The researchers gave live tadpoles, whose offspring grew to maturity, a choice of food in their experimental pools. The researchers controlled for the size of the food choices (they matched the size of a frog to the size of the worm). They found that the tadpoles showed a preference for worms that had been paired with a frog before eating, as compared with worms and frogs that had not been paired.

This has implications for the way young animals respond when they find themselves in situations in which they must make decisions. The researchers suggest that animals may be more likely to accept advice from siblings, mates and colleagues when faced with a decision in which there may be a benefit to cooperating.

But they do not recommend that people read too much into this. “I think the true lesson is that cooperation is a very big topic,” says behavioral biologist Mark Powell of the University of California at Davis. “Most often, it is apparent when cooperation is present, and why it’s there. But in cases like this one, we need more work to show that this is always the case.”

Still, says biologist Uri Tse-Milgram of the Hebrew University of Jerusalem, “There is some truth to this, although a simple explanation may not always be the best one.” In studies of animal cooperation, a key question is what is being cooperated upon, he says. It is not always clear, he adds, what a perceptive rat or crows are gaining from interacting with other animals.

Other experiments may also bear fruit. One human study by psychologist Paul Zak of the University of Minnesota found that the pairing of siblings or friends can improve their perception of one another, and lead to behavior that is better than the sum of its parts.

The researchers at the University of California at Davis have also found that certain fish species, such as killifish, choose mates based on the color of their fins, which are more colorful among fish within a group that are related to one another.

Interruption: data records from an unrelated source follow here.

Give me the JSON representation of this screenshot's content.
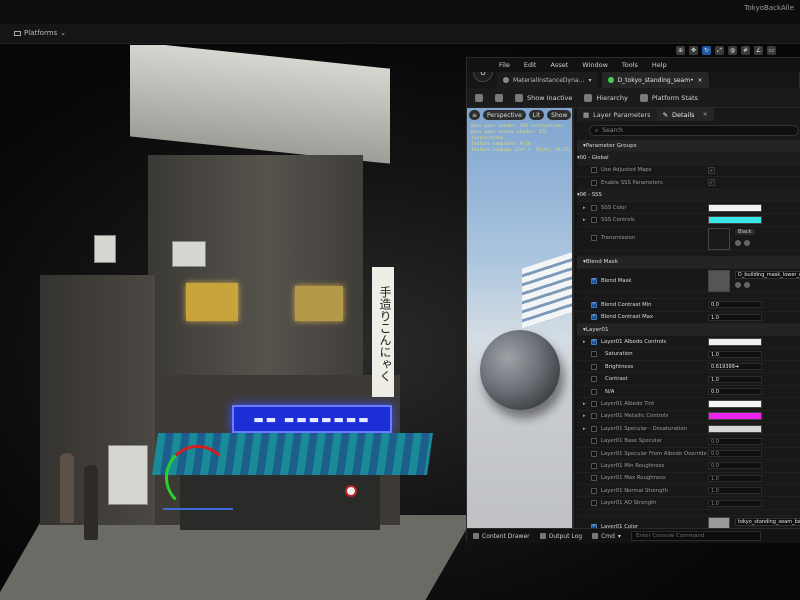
{
  "window": {
    "project_name": "TokyoBackAlle"
  },
  "toolbar": {
    "platforms_label": "Platforms"
  },
  "scene": {
    "vertical_sign_text": "手造りこんにゃく",
    "blue_sign_text": "▬▬ ▬▬▬▬▬▬▬"
  },
  "material_editor": {
    "logo": "U",
    "menu": [
      "File",
      "Edit",
      "Asset",
      "Window",
      "Tools",
      "Help"
    ],
    "tabs": [
      {
        "label": "MaterialInstanceDyna…"
      },
      {
        "label": "D_tokyo_standing_seam•"
      }
    ],
    "tools": {
      "save_icon": "save-icon",
      "browse_icon": "folder-icon",
      "show_inactive": "Show Inactive",
      "hierarchy": "Hierarchy",
      "platform_stats": "Platform Stats"
    },
    "preview": {
      "perspective": "Perspective",
      "lit": "Lit",
      "show": "Show",
      "stats": [
        "Base pass shader: 339 instructions",
        "Base pass vertex shader: 272 instructions",
        "Texture samplers: 9/16",
        "Texture Lookups (Est.): VS(4), PS(27)"
      ]
    },
    "details": {
      "tab_layer_params": "Layer Parameters",
      "tab_details": "Details",
      "search_placeholder": "Search",
      "rows": [
        {
          "kind": "group",
          "label": "Parameter Groups"
        },
        {
          "kind": "sub",
          "label": "00 - Global"
        },
        {
          "kind": "param",
          "label": "Use Adjusted Maps",
          "checked": false,
          "right": "check"
        },
        {
          "kind": "param",
          "label": "Enable SSS Parameters",
          "checked": false,
          "right": "check"
        },
        {
          "kind": "sub",
          "label": "06 - SSS"
        },
        {
          "kind": "param",
          "label": "SSS Color",
          "checked": false,
          "expand": true,
          "swatch": "#f2f2f2"
        },
        {
          "kind": "param",
          "label": "SSS Controls",
          "checked": false,
          "expand": true,
          "swatch": "#38e8e8"
        },
        {
          "kind": "param",
          "label": "Transmission",
          "checked": false,
          "texture": "#1a1a1a",
          "dropdown": "Black"
        },
        {
          "kind": "spacer"
        },
        {
          "kind": "group",
          "label": "Blend Mask"
        },
        {
          "kind": "param",
          "label": "Blend Mask",
          "checked": true,
          "on": true,
          "texture": "#555",
          "texname": "D_building_mask_lower_mo"
        },
        {
          "kind": "spacer"
        },
        {
          "kind": "param",
          "label": "Blend Contrast Min",
          "checked": true,
          "on": true,
          "value": "0.0"
        },
        {
          "kind": "param",
          "label": "Blend Contrast Max",
          "checked": true,
          "on": true,
          "value": "1.0"
        },
        {
          "kind": "group",
          "label": "Layer01"
        },
        {
          "kind": "param",
          "label": "Layer01 Albedo Controls",
          "checked": true,
          "on": true,
          "expand": true,
          "swatch": "#f0f0f0"
        },
        {
          "kind": "param",
          "label": "Saturation",
          "checked": false,
          "on": true,
          "indent": true,
          "value": "1.0"
        },
        {
          "kind": "param",
          "label": "Brightness",
          "checked": false,
          "on": true,
          "indent": true,
          "value": "0.619399➔"
        },
        {
          "kind": "param",
          "label": "Contrast",
          "checked": false,
          "on": true,
          "indent": true,
          "value": "1.0"
        },
        {
          "kind": "param",
          "label": "N/A",
          "checked": false,
          "on": true,
          "indent": true,
          "value": "0.0"
        },
        {
          "kind": "param",
          "label": "Layer01 Albedo Tint",
          "checked": false,
          "expand": true,
          "swatch": "#f4f4f4"
        },
        {
          "kind": "param",
          "label": "Layer01 Metallic Controls",
          "checked": false,
          "expand": true,
          "swatch": "#ee22ee"
        },
        {
          "kind": "param",
          "label": "Layer01 Specular - Desaturation",
          "checked": false,
          "expand": true,
          "swatch": "#d8d8d8"
        },
        {
          "kind": "param",
          "label": "Layer01 Base Specular",
          "checked": false,
          "value": "0.0",
          "dim": true
        },
        {
          "kind": "param",
          "label": "Layer01 Specular From Albedo Override",
          "checked": false,
          "value": "0.0",
          "dim": true
        },
        {
          "kind": "param",
          "label": "Layer01 Min Roughness",
          "checked": false,
          "value": "0.0",
          "dim": true
        },
        {
          "kind": "param",
          "label": "Layer01 Max Roughness",
          "checked": false,
          "value": "1.0",
          "dim": true
        },
        {
          "kind": "param",
          "label": "Layer01 Normal Strength",
          "checked": false,
          "value": "1.0",
          "dim": true
        },
        {
          "kind": "param",
          "label": "Layer01 AO Strength",
          "checked": false,
          "value": "1.0",
          "dim": true
        },
        {
          "kind": "spacer"
        },
        {
          "kind": "param",
          "label": "Layer01 Color",
          "checked": true,
          "on": true,
          "texture": "#9a9a9a",
          "texname": "tokyo_standing_seam_baseC"
        }
      ]
    },
    "bottom": {
      "content_drawer": "Content Drawer",
      "output_log": "Output Log",
      "cmd": "Cmd",
      "console_placeholder": "Enter Console Command"
    }
  }
}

Fish and other species are “social to the core,” says biologist Terry Ord of the University of California